In Poland there is a very smart thing that mums going full natural might want to have a look at. Poland has a set of papers called "Birth plan" - here you have a set of questions connected to giving birth, procedures, medication and after birth treatment. It's filled and signed by the patient and should be given to the nurse/doctor when reaching the hospital. Of course you should choose in advance the hospital you wish to give birth to. Of course you can choose the closest one but it might not be fitting for what you wish. For example we have a nice hospital just one tram stop away. I could have even walked there! But we choose a hospital that specialises in giving birth naturally, without any medicinal aid; a hospital where nurses/midwives know what they are doing. That was in the other part of the city... But depending on the stage of birth, the contractions you have, it's doable ;) Nurses and doctors must follow the north plan you give them until the moment when you agree on taking drugs that would help you - at that moment the papers = 0. Stay strong, you can make it! But listen to the doctor as well. They will explain you and ask for your consent when they are really needed. Don't be afraid to ask questions! Don't be shy! 

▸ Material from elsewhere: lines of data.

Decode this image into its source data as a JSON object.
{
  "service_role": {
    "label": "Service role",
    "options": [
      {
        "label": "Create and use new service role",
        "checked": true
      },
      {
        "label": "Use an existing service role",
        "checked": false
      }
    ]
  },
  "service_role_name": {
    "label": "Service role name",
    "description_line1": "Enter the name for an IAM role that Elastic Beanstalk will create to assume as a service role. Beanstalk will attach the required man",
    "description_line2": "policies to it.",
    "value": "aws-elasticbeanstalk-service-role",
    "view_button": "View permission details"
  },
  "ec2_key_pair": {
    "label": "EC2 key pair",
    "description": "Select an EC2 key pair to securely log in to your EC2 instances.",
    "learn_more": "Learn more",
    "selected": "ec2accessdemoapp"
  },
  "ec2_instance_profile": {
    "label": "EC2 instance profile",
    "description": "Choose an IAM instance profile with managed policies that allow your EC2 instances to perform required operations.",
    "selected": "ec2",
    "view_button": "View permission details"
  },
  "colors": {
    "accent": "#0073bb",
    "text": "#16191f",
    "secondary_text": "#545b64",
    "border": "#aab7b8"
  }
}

Daily walks in nature 🐞🌼🌱
Being an expat mother in Poland makes me feel much safer than if I would be a mother in my homeland, in Romania. I know many friends that had to wait in lines to the doctor, farmacy/drug store, supermarket... here in Poland it's common sense to let pregnant women to a seat it front. People here take care and understand the needs of a mother/mother to be. I could say they are more emphatic and they care more about time and how they spend it. Being in time at the doctor is always the case in Poland. In Romania, in Iasi, in the private care department even - each time I went to the pediatric check - we would have to wait at least 15-20 min and one time the max was over an hour. The only ones that really tried and managed to be on time most of the time... was Medicover! People in Poland don't barge into your life and touch your baby without asking for permission - I don't know... maybe the Romanian people love to do that because of the Latin blood flowing in our veins... but either way... even though I sometimes miss grately some parts of my motherland, I am extremely happy we (us and the little Ladybug Baby Girl) are safe and sound in Poland. With all this craziness going on in the world, I feel safe here. I feel my child is safe, and that's all that matters! 

Yours very very very sincerely,
The Twisted Red Ladybug That Loves Her Little Ladybug Baby Girl